Schwager estimated the new tariffs will cut 1.5 percent, or around $4 million, from his roughly $265 million in annual cheese sales.
July milk futures have dropped 12 percent since Mexico announced that it would strike back with tariffs, according to dairy industry officials. The current price is around $34 per 100 kilos, below the average for 2017.
The price for a barrel, or 227 kilos, of white cheddar last week hit its lowest level since 2009, according to commodities analysts. Dick Groves, publisher of Wisconsin-based Cheese Reporter, said that the real impact of the dispute has yet to be reflected in official statistics.
BelGioioso Cheese Inc, a second-generation family company in Green Bay, Wisconsin, said sales to Mexico already have dropped. "It's a nightmare," Errico Auricchio, BelGioioso's president, told The Wall Street Journal. BelGioioso is charging some overseas customers less to keep their business.
In California, Annie AcMoody, director of economic analysis for Western United Dairymen, a trade association in Modesto, said the new tariffs and depressed markets "will certainly send some more dairies out of business".

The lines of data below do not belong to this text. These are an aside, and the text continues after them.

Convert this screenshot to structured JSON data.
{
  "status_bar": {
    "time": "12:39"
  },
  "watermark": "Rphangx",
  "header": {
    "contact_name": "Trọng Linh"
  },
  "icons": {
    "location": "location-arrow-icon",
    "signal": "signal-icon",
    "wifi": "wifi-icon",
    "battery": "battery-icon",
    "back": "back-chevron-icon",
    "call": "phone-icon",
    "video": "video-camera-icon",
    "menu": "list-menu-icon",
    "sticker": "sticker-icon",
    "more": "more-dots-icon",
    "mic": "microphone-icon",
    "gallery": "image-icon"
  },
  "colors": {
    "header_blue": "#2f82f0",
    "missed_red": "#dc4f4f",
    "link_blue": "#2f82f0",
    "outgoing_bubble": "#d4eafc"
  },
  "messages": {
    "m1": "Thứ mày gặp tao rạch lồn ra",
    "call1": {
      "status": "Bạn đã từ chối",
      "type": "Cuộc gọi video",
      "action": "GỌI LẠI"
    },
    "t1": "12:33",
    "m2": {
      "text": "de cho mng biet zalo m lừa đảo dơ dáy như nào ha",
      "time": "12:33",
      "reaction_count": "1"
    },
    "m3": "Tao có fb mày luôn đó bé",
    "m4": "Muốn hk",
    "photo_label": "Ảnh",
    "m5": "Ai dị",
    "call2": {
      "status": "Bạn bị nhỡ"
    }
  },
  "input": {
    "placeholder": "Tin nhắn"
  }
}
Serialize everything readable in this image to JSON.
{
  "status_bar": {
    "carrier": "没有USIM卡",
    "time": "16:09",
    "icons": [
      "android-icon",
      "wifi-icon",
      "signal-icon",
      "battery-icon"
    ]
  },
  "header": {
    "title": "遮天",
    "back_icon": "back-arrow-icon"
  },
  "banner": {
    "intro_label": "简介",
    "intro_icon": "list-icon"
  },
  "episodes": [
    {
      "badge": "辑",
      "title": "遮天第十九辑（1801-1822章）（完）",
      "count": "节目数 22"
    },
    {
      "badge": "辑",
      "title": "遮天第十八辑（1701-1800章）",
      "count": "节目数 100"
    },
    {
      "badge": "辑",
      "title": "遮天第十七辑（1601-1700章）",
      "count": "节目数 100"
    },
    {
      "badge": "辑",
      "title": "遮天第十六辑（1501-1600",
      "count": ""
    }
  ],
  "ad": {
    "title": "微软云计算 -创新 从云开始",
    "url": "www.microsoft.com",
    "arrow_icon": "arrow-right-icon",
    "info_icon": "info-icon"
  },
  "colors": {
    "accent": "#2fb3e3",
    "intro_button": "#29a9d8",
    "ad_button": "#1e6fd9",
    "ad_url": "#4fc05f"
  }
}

While Wisconsin may have the most dairy farms, 8,500, California is the nation's No 1 dairy producer, turning out 17.7 billion kilos of milk in 2017. The state accounts for one-third of the U.S. dairy products exported abroad, much of it being cheese and milk powder, which are highly sought by Mexico and China.
The dairy industry contributes $43.4 billion to Wisconsin's state's economy. The U.S. Chamber of Commerce says retaliatory tariffs against the U.S. threaten about a billion dollars of Wisconsin's exports, including cheese, cranberries and Harley-Davidson motorcycles. To escape the European Union's tariffs on U.S. imports, Harley-Davidson said that it would move some production to Europe.
Dairy farmers throughout the U.S. have had to deal with declining milk consumption for decades, so many have turned more of the milk into cheese. To sell it all, farmers have aggressively marketed their products to growing middle-income populations in Mexico and Asia, especially China. Mexico consumes a quarter of foreign demand for U.S. dairy.
If the tariffs stay in place for more than six months, dairy farmers need to find new markets for cheese, and can expect milk prices to continue to fall, according to a report from agribusiness research firm Rabobank.
Schwager told ABC News in Wisconsin that if the trade dispute goes on long enough, it will eventually affect Sartori's employees and the dairy farms that supply the company.
"It's 500 families, within the processing. When we look at the dairy farms out there, that we buy 100 percent of their milk, there's another, you know, 700 families there. It's 1,200 families that are counting on us to make the right decisions and provide for their livelihoods," he said.
As for Trump's threat of more tariffs, Schwager said, "I don't know that it's a bluff, but I sure hope there's a strategy behind this."